The problem
Count the lines below that hold "variant". Give the number without comment.

Data excerpts below:

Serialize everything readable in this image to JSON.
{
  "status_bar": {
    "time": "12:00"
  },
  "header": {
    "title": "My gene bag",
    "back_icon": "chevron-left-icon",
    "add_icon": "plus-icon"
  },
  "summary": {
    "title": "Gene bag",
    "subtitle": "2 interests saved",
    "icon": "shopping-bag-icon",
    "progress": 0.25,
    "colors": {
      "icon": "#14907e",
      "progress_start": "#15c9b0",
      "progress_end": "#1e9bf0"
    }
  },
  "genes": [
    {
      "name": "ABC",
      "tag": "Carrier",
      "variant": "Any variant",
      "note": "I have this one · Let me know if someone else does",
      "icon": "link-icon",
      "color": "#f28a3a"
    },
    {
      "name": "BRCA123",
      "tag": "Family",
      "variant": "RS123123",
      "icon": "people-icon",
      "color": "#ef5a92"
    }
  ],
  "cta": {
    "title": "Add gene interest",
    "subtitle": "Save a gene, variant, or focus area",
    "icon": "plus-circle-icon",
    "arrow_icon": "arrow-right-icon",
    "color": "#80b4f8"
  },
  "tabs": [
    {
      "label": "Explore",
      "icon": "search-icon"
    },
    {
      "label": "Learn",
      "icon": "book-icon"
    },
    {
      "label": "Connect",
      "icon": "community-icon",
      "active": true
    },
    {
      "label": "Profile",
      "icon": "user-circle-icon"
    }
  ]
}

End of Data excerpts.

Task solution
3